The 2020 DFB-Pokal Final decided the winner of the 2019–20 DFB-Pokal, the 77th season of the annual German football cup competition. The match was played on 4 July 2020 at the Olympiastadion in Berlin. Though originally scheduled for 23 May 2020, the German Football Association postponed the final on 24 April due to the COVID-19 pandemic in Germany. On 11 May 2020, the DFB Executive Committee approved a resumption of the competition, with the final scheduled for 4 July, subject to political approval, using a hygiene concept similar to that implemented by the DFL in the Bundesliga and 2. Bundesliga. As with other competitions, the match was played behind closed doors without any spectators. Due to the postponement, the match was the first DFB-Pokal final to take place after June since 1974.

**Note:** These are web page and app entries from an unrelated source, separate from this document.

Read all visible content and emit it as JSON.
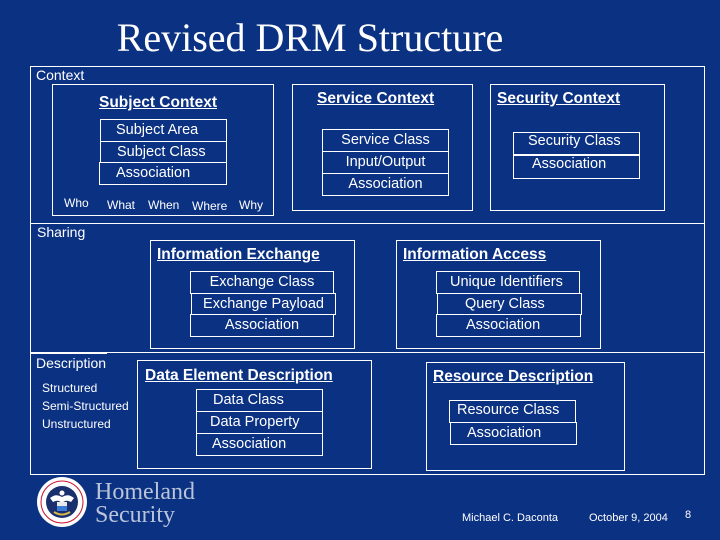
{
  "slide": {
    "title": "Revised DRM Structure",
    "background_color": "#0b3182"
  },
  "context": {
    "label": "Context",
    "subject": {
      "title": "Subject Context",
      "rows": [
        "Subject Area",
        "Subject Class",
        "Association"
      ],
      "questions": [
        "Who",
        "What",
        "When",
        "Where",
        "Why"
      ]
    },
    "service": {
      "title": "Service Context",
      "rows": [
        "Service Class",
        "Input/Output",
        "Association"
      ]
    },
    "security": {
      "title": "Security Context",
      "rows": [
        "Security Class",
        "Association"
      ]
    }
  },
  "sharing": {
    "label": "Sharing",
    "exchange": {
      "title": "Information Exchange",
      "rows": [
        "Exchange Class",
        "Exchange Payload",
        "Association"
      ]
    },
    "access": {
      "title": "Information Access",
      "rows": [
        "Unique Identifiers",
        "Query Class",
        "Association"
      ]
    }
  },
  "description": {
    "label": "Description",
    "types": [
      "Structured",
      "Semi-Structured",
      "Unstructured"
    ],
    "data_element": {
      "title": "Data Element Description",
      "rows": [
        "Data Class",
        "Data Property",
        "Association"
      ]
    },
    "resource": {
      "title": "Resource Description",
      "rows": [
        "Resource Class",
        "Association"
      ]
    }
  },
  "footer": {
    "logo_line1": "Homeland",
    "logo_line2": "Security",
    "logo_icon": "dhs-seal-icon",
    "author": "Michael C. Daconta",
    "date": "October 9, 2004",
    "page_number": "8"
  }
}
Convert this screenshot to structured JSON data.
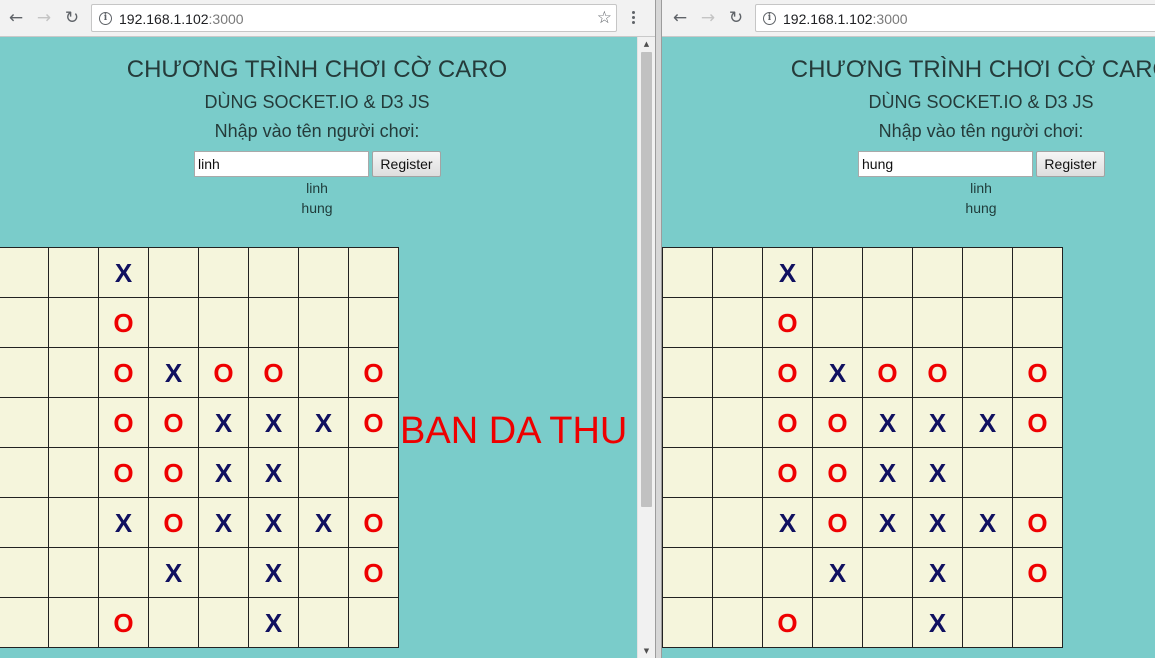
{
  "app": {
    "title": "CHƯƠNG TRÌNH CHƠI CỜ CARO",
    "subtitle": "DÙNG SOCKET.IO & D3 JS",
    "prompt": "Nhập vào tên người chơi:",
    "register_label": "Register"
  },
  "windows": [
    {
      "id": "left",
      "url_host": "192.168.1.102",
      "url_port": ":3000",
      "name_value": "linh",
      "players": [
        "linh",
        "hung"
      ],
      "result_text": "BAN DA THU"
    },
    {
      "id": "right",
      "url_host": "192.168.1.102",
      "url_port": ":3000",
      "name_value": "hung",
      "players": [
        "linh",
        "hung"
      ],
      "result_text": ""
    }
  ],
  "board": [
    [
      "",
      "",
      "X",
      "",
      "",
      "",
      "",
      ""
    ],
    [
      "",
      "",
      "O",
      "",
      "",
      "",
      "",
      ""
    ],
    [
      "",
      "",
      "O",
      "X",
      "O",
      "O",
      "",
      "O"
    ],
    [
      "",
      "",
      "O",
      "O",
      "X",
      "X",
      "X",
      "O"
    ],
    [
      "",
      "",
      "O",
      "O",
      "X",
      "X",
      "",
      ""
    ],
    [
      "",
      "",
      "X",
      "O",
      "X",
      "X",
      "X",
      "O"
    ],
    [
      "",
      "",
      "",
      "X",
      "",
      "X",
      "",
      "O"
    ],
    [
      "",
      "",
      "O",
      "",
      "",
      "X",
      "",
      ""
    ]
  ],
  "colors": {
    "background": "#7accca",
    "cell": "#f5f5dc",
    "x_mark": "#101060",
    "o_mark": "#ee0000",
    "result": "#ee0000"
  },
  "icons": [
    "back-arrow-icon",
    "forward-arrow-icon",
    "reload-icon",
    "info-icon",
    "star-icon",
    "menu-dots-icon"
  ]
}
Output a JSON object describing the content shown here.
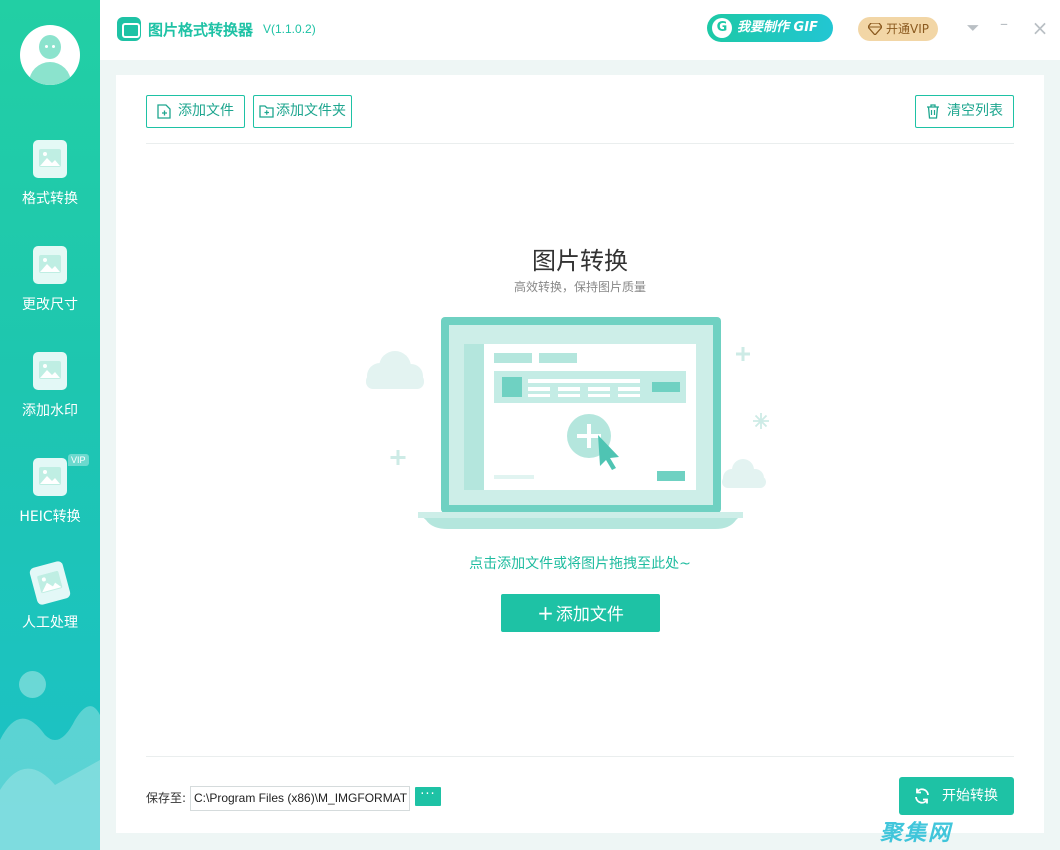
{
  "app": {
    "title": "图片格式转换器",
    "version": "V(1.1.0.2)",
    "gif_button": "我要制作 GIF",
    "gif_badge": "G",
    "vip_button": "开通VIP"
  },
  "window_controls": {
    "menu": "⏷",
    "minimize": "–",
    "close": "×"
  },
  "sidebar": {
    "items": [
      {
        "label": "格式转换",
        "icon": "image-convert-icon"
      },
      {
        "label": "更改尺寸",
        "icon": "image-resize-icon"
      },
      {
        "label": "添加水印",
        "icon": "image-watermark-icon"
      },
      {
        "label": "HEIC转换",
        "icon": "heic-icon",
        "badge": "VIP"
      },
      {
        "label": "人工处理",
        "icon": "manual-process-icon"
      }
    ]
  },
  "toolbar": {
    "add_file": "添加文件",
    "add_folder": "添加文件夹",
    "clear_list": "清空列表"
  },
  "empty_state": {
    "title": "图片转换",
    "subtitle": "高效转换，保持图片质量",
    "hint": "点击添加文件或将图片拖拽至此处~",
    "add_button": "添加文件",
    "add_button_plus": "+"
  },
  "footer": {
    "save_label": "保存至:",
    "save_path": "C:\\Program Files (x86)\\M_IMGFORMAT",
    "browse_label": "···",
    "start_button": "开始转换"
  },
  "watermark": "聚集网",
  "colors": {
    "accent": "#1ec2a5",
    "sidebar_top": "#22cfa4",
    "sidebar_bottom": "#1bc1c8",
    "vip_gold": "#f2d6a6"
  }
}
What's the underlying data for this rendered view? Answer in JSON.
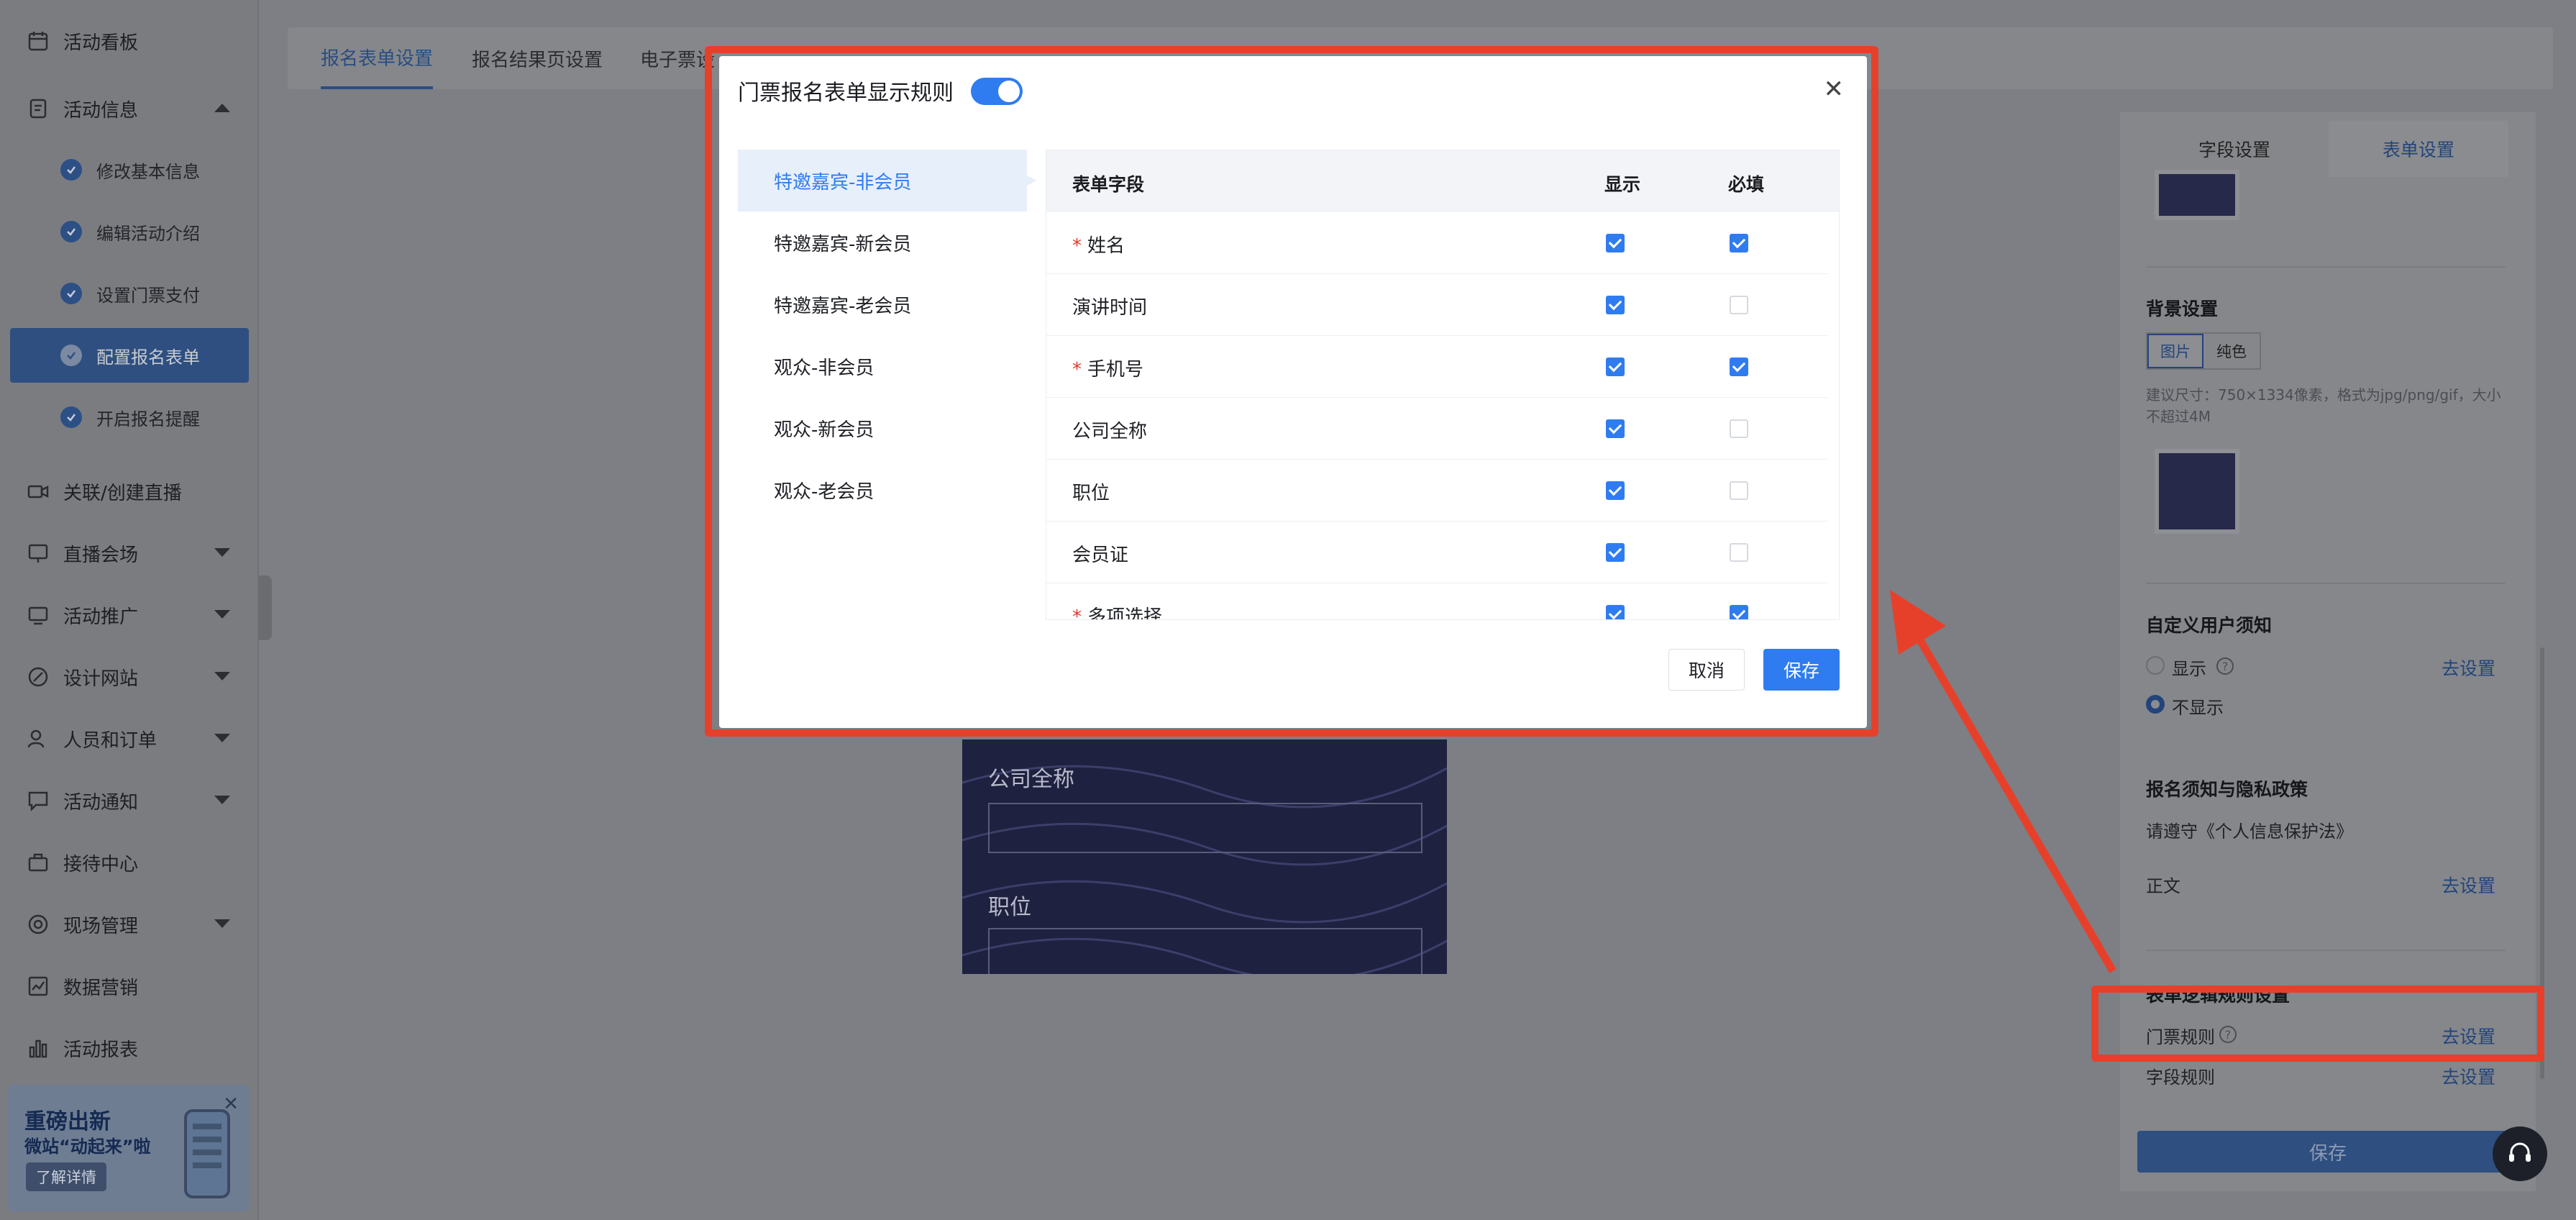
{
  "sidebar": {
    "items": [
      {
        "label": "活动看板",
        "icon": "calendar-icon"
      },
      {
        "label": "活动信息",
        "icon": "document-icon"
      },
      {
        "label": "关联/创建直播",
        "icon": "video-icon"
      },
      {
        "label": "直播会场",
        "icon": "stage-icon"
      },
      {
        "label": "活动推广",
        "icon": "promotion-icon"
      },
      {
        "label": "设计网站",
        "icon": "design-icon"
      },
      {
        "label": "人员和订单",
        "icon": "people-icon"
      },
      {
        "label": "活动通知",
        "icon": "message-icon"
      },
      {
        "label": "接待中心",
        "icon": "briefcase-icon"
      },
      {
        "label": "现场管理",
        "icon": "target-icon"
      },
      {
        "label": "数据营销",
        "icon": "chart-line-icon"
      },
      {
        "label": "活动报表",
        "icon": "bar-chart-icon"
      }
    ],
    "sub_items": [
      "修改基本信息",
      "编辑活动介绍",
      "设置门票支付",
      "配置报名表单",
      "开启报名提醒"
    ],
    "promo": {
      "line1": "重磅出新",
      "line2": "微站“动起来”啦",
      "button": "了解详情"
    }
  },
  "tabs": [
    "报名表单设置",
    "报名结果页设置",
    "电子票设"
  ],
  "preview": {
    "field1": "公司全称",
    "field2": "职位"
  },
  "right_panel": {
    "tabs": [
      "字段设置",
      "表单设置"
    ],
    "bg_title": "背景设置",
    "bg_options": [
      "图片",
      "纯色"
    ],
    "bg_hint": "建议尺寸：750×1334像素，格式为jpg/png/gif，大小不超过4M",
    "notice_title": "自定义用户须知",
    "notice_show": "显示",
    "notice_hide": "不显示",
    "link": "去设置",
    "privacy_title": "报名须知与隐私政策",
    "privacy_text": "请遵守《个人信息保护法》",
    "body_label": "正文",
    "logic_title": "表单逻辑规则设置",
    "ticket_rule": "门票规则",
    "field_rule": "字段规则",
    "save": "保存"
  },
  "modal": {
    "title": "门票报名表单显示规则",
    "toggle_on": true,
    "categories": [
      "特邀嘉宾-非会员",
      "特邀嘉宾-新会员",
      "特邀嘉宾-老会员",
      "观众-非会员",
      "观众-新会员",
      "观众-老会员"
    ],
    "active_category": "特邀嘉宾-非会员",
    "columns": {
      "field": "表单字段",
      "show": "显示",
      "required": "必填"
    },
    "rows": [
      {
        "name": "姓名",
        "mandatory_mark": true,
        "show": true,
        "required": true
      },
      {
        "name": "演讲时间",
        "mandatory_mark": false,
        "show": true,
        "required": false
      },
      {
        "name": "手机号",
        "mandatory_mark": true,
        "show": true,
        "required": true
      },
      {
        "name": "公司全称",
        "mandatory_mark": false,
        "show": true,
        "required": false
      },
      {
        "name": "职位",
        "mandatory_mark": false,
        "show": true,
        "required": false
      },
      {
        "name": "会员证",
        "mandatory_mark": false,
        "show": true,
        "required": false
      },
      {
        "name": "多项选择",
        "mandatory_mark": true,
        "show": true,
        "required": true
      }
    ],
    "cancel": "取消",
    "save": "保存"
  },
  "colors": {
    "accent": "#2f7cf0",
    "annotation": "#e6402b"
  }
}
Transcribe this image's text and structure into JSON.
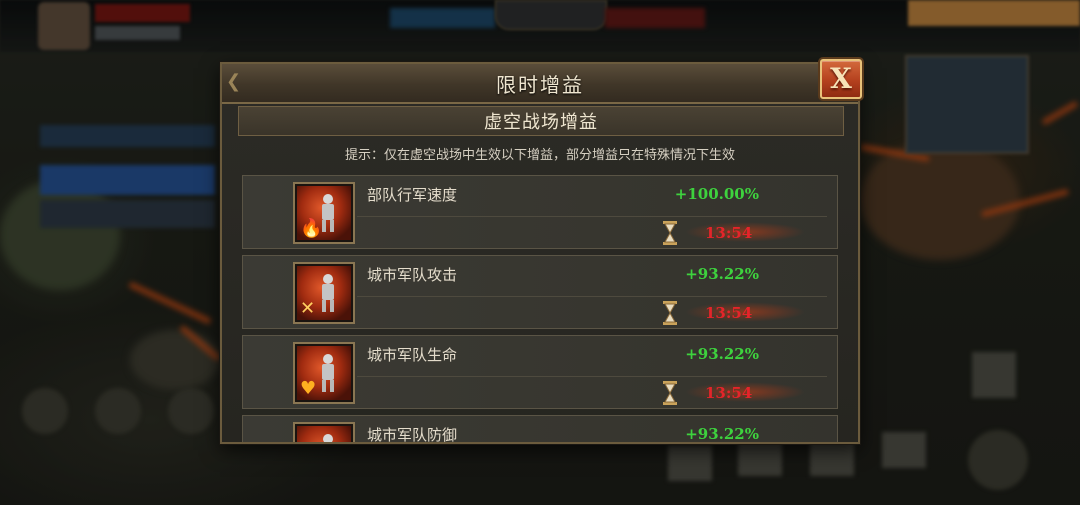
{
  "dialog": {
    "title": "限时增益",
    "close_label": "X",
    "subtitle": "虚空战场增益",
    "hint": "提示：仅在虚空战场中生效以下增益，部分增益只在特殊情况下生效"
  },
  "buffs": [
    {
      "name": "部队行军速度",
      "value": "+100.00%",
      "timer": "13:54",
      "icon": "march-speed-icon"
    },
    {
      "name": "城市军队攻击",
      "value": "+93.22%",
      "timer": "13:54",
      "icon": "attack-icon"
    },
    {
      "name": "城市军队生命",
      "value": "+93.22%",
      "timer": "13:54",
      "icon": "health-icon"
    },
    {
      "name": "城市军队防御",
      "value": "+93.22%",
      "timer": "",
      "icon": "defense-icon"
    }
  ],
  "colors": {
    "value_green": "#3ed23e",
    "timer_red": "#e5242a",
    "close_button": "#b4401e"
  }
}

The 2020–21 DFB-Pokal was the 78th season of the annual German football cup competition. Sixty-four teams participated in the competition, including all teams from the previous year's Bundesliga and 2. Bundesliga. The competition began on 11 September 2020 with the first of six rounds and ended on 13 May 2021 with the final at the Olympiastadion in Berlin, a nominally neutral venue, which has hosted the final since 1985. The competition was originally scheduled to begin on 14 August 2020 and conclude on 22 May 2021, though this was delayed due to postponement of the previous season as a result of the COVID-19 pandemic. The DFB-Pokal is considered the second-most important club title in German football after the Bundesliga championship. The DFB-Pokal is run by the German Football Association (DFB).
The 2019 DFB-Pokal Final decided the winner of the 2018–19 DFB-Pokal, the 76th season of the annual German football cup competition. The match was played on 25 May 2019 at the Olympiastadion in Berlin.
The 2019–20 FC Bayern Munich season was the 121st season in the football club's history and 55th consecutive and overall season in the top flight of German football, the Bundesliga, having been promoted from the Regionalliga in 1965. Bayern Munich also participated in this season's edition of the domestic cup, the DFB-Pokal, and the premier continental cup competition, the UEFA Champions League. Bayern were the reigning Bundesliga champions and therefore participated in the German super cup, the DFL-Supercup.
The 2021–22 DFB-Pokal is the 79th season of the annual German football cup competition. Sixty-four teams participate in the competition, including all teams from the previous year's Bundesliga and 2. Bundesliga. The competition began on 6 August 2021 with the first of six rounds and will end on 21 May 2022 with the final at the Olympiastadion in Berlin, a nominally neutral venue, which has hosted the final since 1985. The DFB-Pokal is considered the second-most important club title in German football after the Bundesliga championship. The DFB-Pokal is run by the German Football Association (DFB).
Seit 1985 wird das Pokalfinale im Olympiastadion gespielt, der DFB vergab es damals als politischen Gnadenakt in die "Frontstadt" West-Berlin
Am Anfang steht ein Kompensationsgeschäft. Das Olympiastadion bekommt das Pokalfinale als Trostpreis dafür, dass der DFB West-Berlin bei der Europameisterschaft 1988 außen vor lässt.